Some residents had started Saturday morning bright and early with the Danny Oates Memorial 5k road race, starting and ending at John Glenn Middle School. Three hundred runners participated this year, according to race announcers, with more than $9,000 raised for the scholarship fund.
Many booths promoted diversity and community, with participants emphasizing that Bedford strives to be supportive and open to all who live here.
“We want everyone to be happy in Bedford,” said Valerie Rushanan, Vice President of Bedford Embraces Diversity. Staff at her booth hoped to solicit feedback from fair attendees about diversity and multiculturalism in town.
First-time exhibitor Jennifer Buckley of GrooveWrx oversaw production of a video to promote community-building, with help from JGMS teacher Ryan Donaher and Bedford High School student Maria Wilson. One booth over was Callahan’s Karate, a Bedford Day standby, whose participants put together an afternoon demonstration on the town fields.
“It’s probably been one of the best so far,” said Rob Ackerman, 18, a Bedford native who has marched in the parade with Callahan’s Karate since he was
three years old. This year, Ackerman returned to town from Endicott College, where he is a freshman, to march and perform in the Callahan’s demonstrations.
Recreation Department Director Amy Hamilton told The Citizen that booths stretched all around Town Hall for the first time this year, making a complete loop with groups exhibiting outside the yellow Town Center building. There were around 150 booths in all.
On display for curious residents was the DASH, Bedford’s new on-demand shuttle.
“What’s great is that most people already knew something about it,” said Carla Olson, Bedford’s Healthy Communities Coordinator. The DASH launched a week ago and is off to a great start, Olson added, already making up to seven trips a day.
Town departments like the Bedford Police have tables at Bedford Day to answer questions and engage with residents, showing “a smile behind the badge,” said Patrol Officer Thomas Devine.
Many booths were selling apparel, raffle tickets, or food and drinks to raise money for local causes. Bedford High School Baseball donated profits from sales of their Bucs gear to the fundraising campaign for Dave Ahern, “a former Bedford baseball player and a great alumni,” said coach and BHS graduate Gunnar Olson. Ahern passed away recently at the age of 28; friends have raised more than $85,000 for Ahern’s family through GoFundMe.

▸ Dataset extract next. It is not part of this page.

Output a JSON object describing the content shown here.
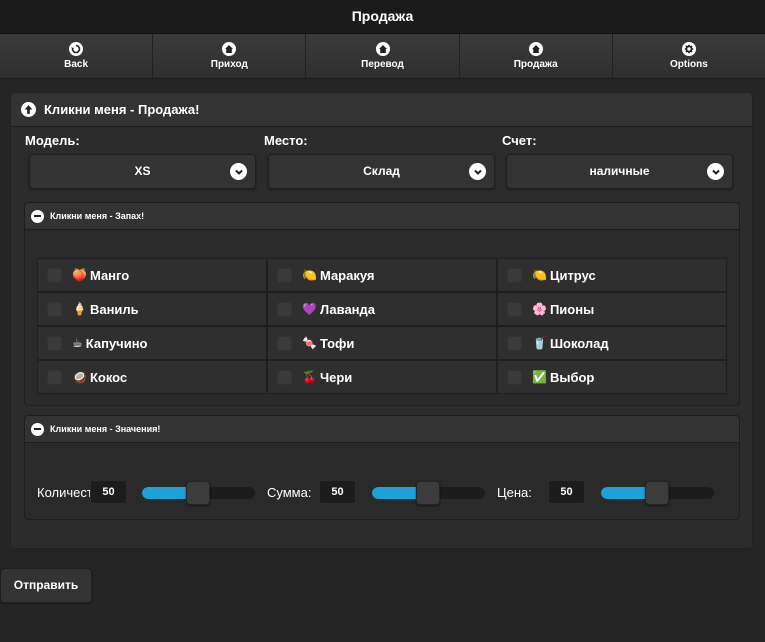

The American Cancer Society’s Relay for Life, which will hold their twelfth Bedford event next spring (tentative dates: May 20-21), hoped to spread the word at their booth for other local events throughout the year including Bark for Life and Pulling for Hope.
“It’s such a welcoming community here,” said Communities for Restorative Justice (C4RJ) board member Sharon Weisner. Working closely with the Bedford Police Department, C4RJ facilitates alternatives to the court and prison system in Bedford and in other area towns.
From the semi-annual Friends of the Public Library book sale to the Arts & Crafts Society art show, the ever-popular dunk tank, and the Bedford 4H Club display, Bedford Day again offered something for all residents this year.
And not just human residents. The Rotchford family brought their Great Pyrenees dog, Jack, to the festivities.
“He loves Bedford Day,” said owner Annie Rotchford. “He gets petted so much!”